. . . Occasionally, during the hours we labored, somebody would show up–Caroline, the housekeeper, or Joanne or one of Paul’s kids.  But they had the good sense to stop at the door.  The smell of vintage horse piss and mold had not commingled with the aroma of Budweiser and the salad dressing ingredients, a combination that did not exactly beckon.  So they stood near the door and announced that dinner was ready, or Aunt Margaret was here, or the police wanted to invalidate Paul’s driver’s, but Paul said we still had work to do, whereupon everyone seemed to scatter in a hurry.  No one dared venture into that place.  It was forbidding, or sanctified, maybe.

As we know, all profits from Paul Newman’s products: the salad oil, popcorn, spaghetti sauce, lemonade, salsa, and steak sauce – go to deserving charities.  In September 1986, Paul Newman envisioned his own charity – a camp for children with cancer and December 1986, ground was broken for the  Hole in the Wall Gang Camp.

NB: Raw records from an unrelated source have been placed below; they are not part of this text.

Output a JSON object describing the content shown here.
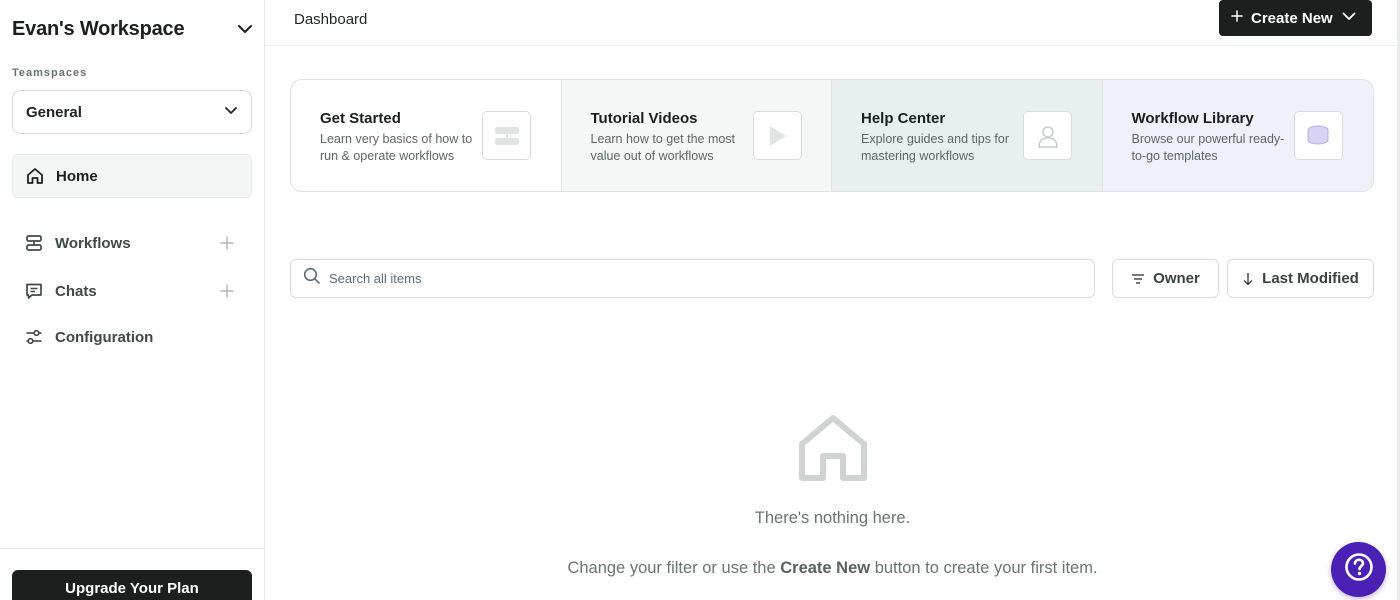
{
  "sidebar": {
    "workspace_title": "Evan's Workspace",
    "teamspaces_label": "Teamspaces",
    "teamspace_selected": "General",
    "items": [
      {
        "label": "Home",
        "icon": "home-icon",
        "active": true
      },
      {
        "label": "Workflows",
        "icon": "workflows-icon",
        "add": true
      },
      {
        "label": "Chats",
        "icon": "chat-icon",
        "add": true
      },
      {
        "label": "Configuration",
        "icon": "sliders-icon"
      }
    ],
    "upgrade_label": "Upgrade Your Plan"
  },
  "header": {
    "title": "Dashboard",
    "create_label": "Create New"
  },
  "cards": [
    {
      "title": "Get Started",
      "desc": "Learn very basics of how to run & operate workflows",
      "icon": "workflow-blocks-icon",
      "bg": "#ffffff"
    },
    {
      "title": "Tutorial Videos",
      "desc": "Learn how to get the most value out of workflows",
      "icon": "play-icon",
      "bg": "#f4f7f6"
    },
    {
      "title": "Help Center",
      "desc": "Explore guides and tips for mastering workflows",
      "icon": "person-icon",
      "bg": "#e9eeee"
    },
    {
      "title": "Workflow Library",
      "desc": "Browse our powerful ready-to-go templates",
      "icon": "stack-icon",
      "bg": "#eff0fa"
    }
  ],
  "search": {
    "placeholder": "Search all items"
  },
  "filters": {
    "owner_label": "Owner",
    "sort_label": "Last Modified"
  },
  "empty_state": {
    "title": "There's nothing here.",
    "sub_before": "Change your filter or use the ",
    "sub_bold": "Create New",
    "sub_after": " button to create your first item."
  },
  "colors": {
    "primary_dark": "#1c1f1e",
    "help_fab": "#4b21b5",
    "border": "#d9dcdb"
  }
}
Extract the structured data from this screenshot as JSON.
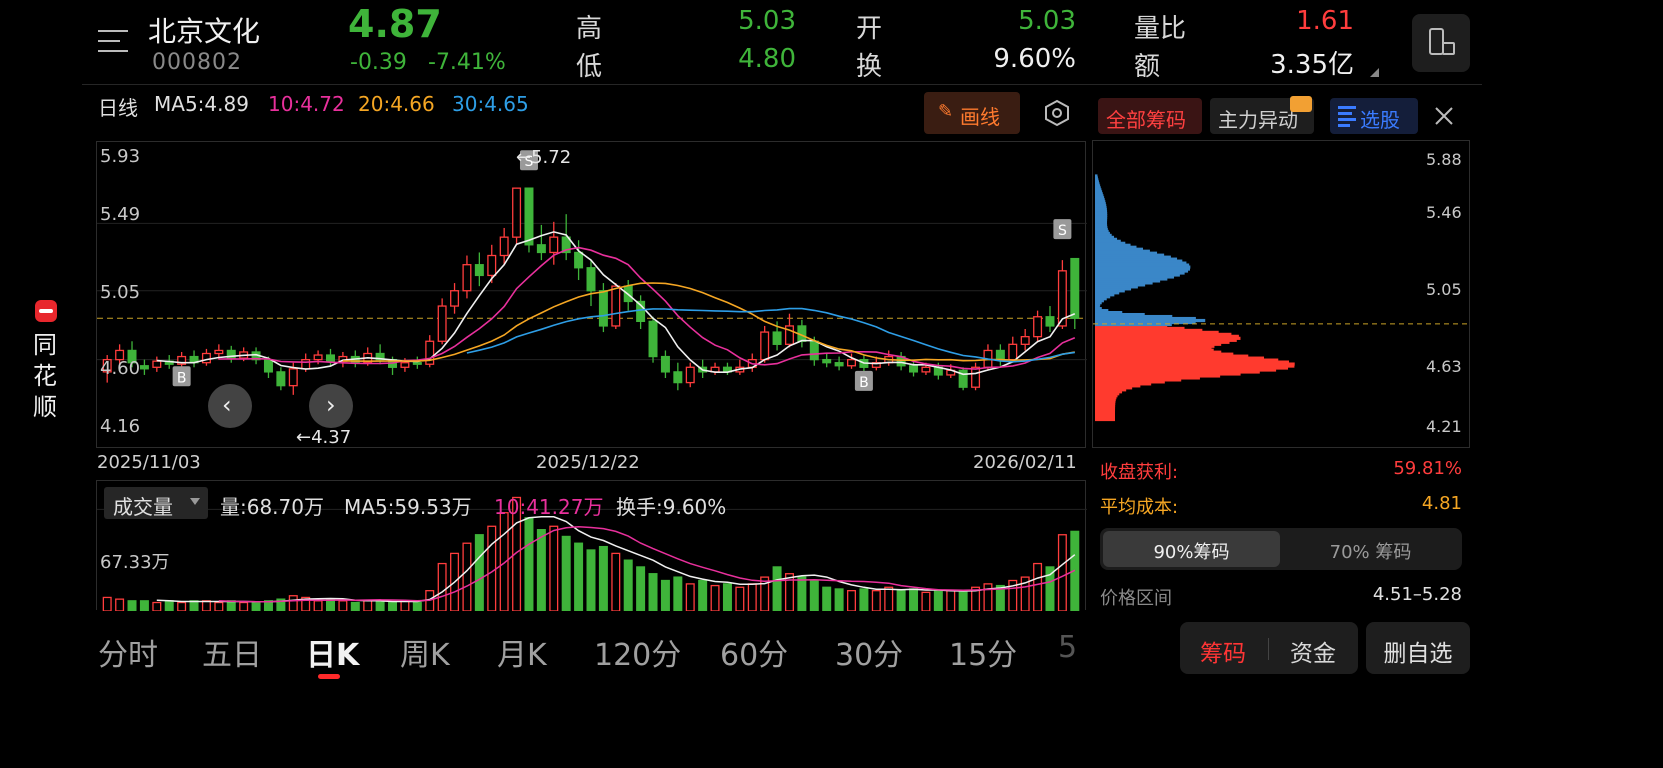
{
  "header": {
    "stock_name": "北京文化",
    "stock_code": "000802",
    "price": "4.87",
    "change": "-0.39",
    "change_pct": "-7.41%",
    "high_label": "高",
    "high": "5.03",
    "low_label": "低",
    "low": "4.80",
    "open_label": "开",
    "open": "5.03",
    "turnover_label": "换",
    "turnover": "9.60%",
    "vol_ratio_label": "量比",
    "vol_ratio": "1.61",
    "amount_label": "额",
    "amount": "3.35亿",
    "menu_icon": "menu-icon",
    "landscape_icon": "rotate-device-icon"
  },
  "sidebar": {
    "brand": "同花顺"
  },
  "ma_bar": {
    "period": "日线",
    "ma5": "MA5:4.89",
    "ma10": "10:4.72",
    "ma20": "20:4.66",
    "ma30": "30:4.65",
    "draw_button": "画线",
    "settings_icon": "hexagon-settings-icon"
  },
  "chips_toolbar": {
    "all_chips": "全部筹码",
    "main_force": "主力异动",
    "stock_pick": "选股",
    "close_icon": "close-icon"
  },
  "price_axis": {
    "top": "5.93",
    "l2": "5.49",
    "l3": "5.05",
    "l4": "4.60",
    "bottom": "4.16"
  },
  "annotations": {
    "max_label": "←5.72",
    "min_label": "←4.37"
  },
  "dates": {
    "start": "2025/11/03",
    "mid": "2025/12/22",
    "end": "2026/02/11"
  },
  "volume_bar": {
    "selector": "成交量",
    "vol": "量:68.70万",
    "ma5": "MA5:59.53万",
    "ma10": "10:41.27万",
    "turnover": "换手:9.60%",
    "axis_label": "67.33万"
  },
  "chips_panel": {
    "prices": [
      "5.88",
      "5.46",
      "5.05",
      "4.63",
      "4.21"
    ],
    "profit_label": "收盘获利:",
    "profit_value": "59.81%",
    "avg_cost_label": "平均成本:",
    "avg_cost_value": "4.81",
    "tab_90": "90%筹码",
    "tab_70": "70% 筹码",
    "range_label": "价格区间",
    "range_value": "4.51–5.28"
  },
  "tabs": [
    "分时",
    "五日",
    "日K",
    "周K",
    "月K",
    "120分",
    "60分",
    "30分",
    "15分",
    "5"
  ],
  "bottom_buttons": {
    "chips": "筹码",
    "funds": "资金",
    "remove": "删自选"
  },
  "colors": {
    "up": "#ff3d3d",
    "down": "#3fb43a",
    "ma5": "#f0f0f0",
    "ma10": "#e8309c",
    "ma20": "#f5a623",
    "ma30": "#2e9ee6",
    "chips_blue": "#3a87c8",
    "chips_red": "#ff3a2e"
  },
  "chart_data": {
    "type": "candlestick",
    "x_start": "2025/11/03",
    "x_end": "2026/02/11",
    "ylim": [
      4.16,
      5.93
    ],
    "candles": [
      [
        4.52,
        4.6,
        4.63,
        4.45
      ],
      [
        4.6,
        4.66,
        4.7,
        4.56
      ],
      [
        4.66,
        4.58,
        4.72,
        4.55
      ],
      [
        4.56,
        4.54,
        4.6,
        4.5
      ],
      [
        4.55,
        4.59,
        4.62,
        4.52
      ],
      [
        4.59,
        4.57,
        4.63,
        4.54
      ],
      [
        4.57,
        4.62,
        4.65,
        4.55
      ],
      [
        4.62,
        4.58,
        4.66,
        4.55
      ],
      [
        4.58,
        4.64,
        4.67,
        4.56
      ],
      [
        4.64,
        4.66,
        4.7,
        4.6
      ],
      [
        4.66,
        4.61,
        4.69,
        4.58
      ],
      [
        4.61,
        4.65,
        4.68,
        4.59
      ],
      [
        4.65,
        4.6,
        4.68,
        4.57
      ],
      [
        4.6,
        4.52,
        4.62,
        4.48
      ],
      [
        4.52,
        4.43,
        4.55,
        4.4
      ],
      [
        4.43,
        4.54,
        4.58,
        4.37
      ],
      [
        4.54,
        4.6,
        4.64,
        4.52
      ],
      [
        4.6,
        4.63,
        4.66,
        4.57
      ],
      [
        4.63,
        4.59,
        4.67,
        4.56
      ],
      [
        4.59,
        4.62,
        4.65,
        4.55
      ],
      [
        4.62,
        4.58,
        4.66,
        4.55
      ],
      [
        4.58,
        4.64,
        4.68,
        4.56
      ],
      [
        4.64,
        4.6,
        4.7,
        4.57
      ],
      [
        4.6,
        4.55,
        4.62,
        4.5
      ],
      [
        4.55,
        4.58,
        4.61,
        4.52
      ],
      [
        4.58,
        4.57,
        4.62,
        4.54
      ],
      [
        4.57,
        4.72,
        4.76,
        4.55
      ],
      [
        4.72,
        4.95,
        5.0,
        4.7
      ],
      [
        4.95,
        5.05,
        5.1,
        4.9
      ],
      [
        5.05,
        5.22,
        5.28,
        5.0
      ],
      [
        5.22,
        5.15,
        5.3,
        5.08
      ],
      [
        5.15,
        5.28,
        5.35,
        5.1
      ],
      [
        5.28,
        5.4,
        5.46,
        5.22
      ],
      [
        5.4,
        5.72,
        5.72,
        5.35
      ],
      [
        5.72,
        5.35,
        5.7,
        5.3
      ],
      [
        5.35,
        5.3,
        5.48,
        5.25
      ],
      [
        5.3,
        5.4,
        5.5,
        5.22
      ],
      [
        5.4,
        5.3,
        5.55,
        5.25
      ],
      [
        5.3,
        5.2,
        5.38,
        5.12
      ],
      [
        5.2,
        5.05,
        5.25,
        4.95
      ],
      [
        5.05,
        4.82,
        5.1,
        4.78
      ],
      [
        4.82,
        5.08,
        5.1,
        4.8
      ],
      [
        5.08,
        4.98,
        5.12,
        4.92
      ],
      [
        4.98,
        4.85,
        5.02,
        4.8
      ],
      [
        4.85,
        4.62,
        4.88,
        4.58
      ],
      [
        4.62,
        4.52,
        4.66,
        4.48
      ],
      [
        4.52,
        4.45,
        4.58,
        4.4
      ],
      [
        4.45,
        4.55,
        4.58,
        4.42
      ],
      [
        4.55,
        4.52,
        4.6,
        4.48
      ],
      [
        4.52,
        4.55,
        4.58,
        4.5
      ],
      [
        4.55,
        4.52,
        4.58,
        4.5
      ],
      [
        4.52,
        4.55,
        4.6,
        4.5
      ],
      [
        4.55,
        4.6,
        4.64,
        4.52
      ],
      [
        4.6,
        4.78,
        4.82,
        4.58
      ],
      [
        4.78,
        4.7,
        4.85,
        4.66
      ],
      [
        4.7,
        4.82,
        4.9,
        4.68
      ],
      [
        4.82,
        4.72,
        4.86,
        4.68
      ],
      [
        4.72,
        4.6,
        4.75,
        4.56
      ],
      [
        4.6,
        4.58,
        4.64,
        4.55
      ],
      [
        4.58,
        4.56,
        4.62,
        4.53
      ],
      [
        4.56,
        4.6,
        4.64,
        4.54
      ],
      [
        4.6,
        4.55,
        4.63,
        4.52
      ],
      [
        4.55,
        4.58,
        4.62,
        4.53
      ],
      [
        4.58,
        4.62,
        4.66,
        4.56
      ],
      [
        4.62,
        4.56,
        4.65,
        4.53
      ],
      [
        4.56,
        4.52,
        4.6,
        4.49
      ],
      [
        4.52,
        4.55,
        4.58,
        4.5
      ],
      [
        4.55,
        4.5,
        4.58,
        4.47
      ],
      [
        4.5,
        4.53,
        4.57,
        4.48
      ],
      [
        4.53,
        4.42,
        4.55,
        4.4
      ],
      [
        4.42,
        4.55,
        4.58,
        4.4
      ],
      [
        4.55,
        4.66,
        4.7,
        4.53
      ],
      [
        4.66,
        4.6,
        4.7,
        4.56
      ],
      [
        4.6,
        4.7,
        4.75,
        4.58
      ],
      [
        4.7,
        4.75,
        4.8,
        4.66
      ],
      [
        4.75,
        4.88,
        4.92,
        4.72
      ],
      [
        4.88,
        4.82,
        4.95,
        4.78
      ],
      [
        4.82,
        5.18,
        5.25,
        4.8
      ],
      [
        5.26,
        4.87,
        5.03,
        4.8
      ]
    ],
    "volume": [
      8,
      7,
      6,
      6,
      5,
      6,
      5,
      6,
      6,
      5,
      6,
      5,
      5,
      6,
      7,
      9,
      8,
      6,
      7,
      6,
      5,
      6,
      6,
      5,
      6,
      5,
      12,
      28,
      34,
      40,
      45,
      50,
      58,
      67,
      55,
      48,
      50,
      44,
      40,
      36,
      38,
      34,
      30,
      26,
      22,
      18,
      20,
      16,
      18,
      15,
      16,
      14,
      16,
      20,
      26,
      22,
      20,
      18,
      14,
      13,
      12,
      13,
      12,
      14,
      12,
      13,
      11,
      12,
      12,
      11,
      14,
      16,
      15,
      18,
      20,
      28,
      26,
      45,
      47
    ],
    "ma_last": {
      "ma5": 4.89,
      "ma10": 4.72,
      "ma20": 4.66,
      "ma30": 4.65
    },
    "signals": [
      {
        "type": "B",
        "index": 6
      },
      {
        "type": "S",
        "index": 34
      },
      {
        "type": "B",
        "index": 61
      },
      {
        "type": "S",
        "index": 77
      }
    ],
    "chip_peak_price": 4.63
  }
}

“I cannot lay claim to some terribly philanthropic instinct in my base nature,” PL says.  “It was just a combination of circumstances.  If the business had stayed small and had just been in three local stores, it would never have gone charitable.  It was just an abhorrence of combining tackiness, exploitation, and putting money in my pocket, which was excessive in every direction. . . . One thing that really bothers is what I call ‘noisy philanthropy.’  Philanthropy ought to be anonymous, but in order for this to be successful you have to be noisy.  Because when a shopper walks up to the shelf and says, ‘Should I take this one or that one?’ you’ve got to let her know that the money goes to a good purpose.  So there goes all your anonymity and the whole thing that you really cherish. Publicize the generosity in order to become more generous.  That’s been the most difficult part of it.  But overcoming that dichotomy has provided us with the means of bringing thousands of unlucky children to the Hole in the Wall Gang Camps.”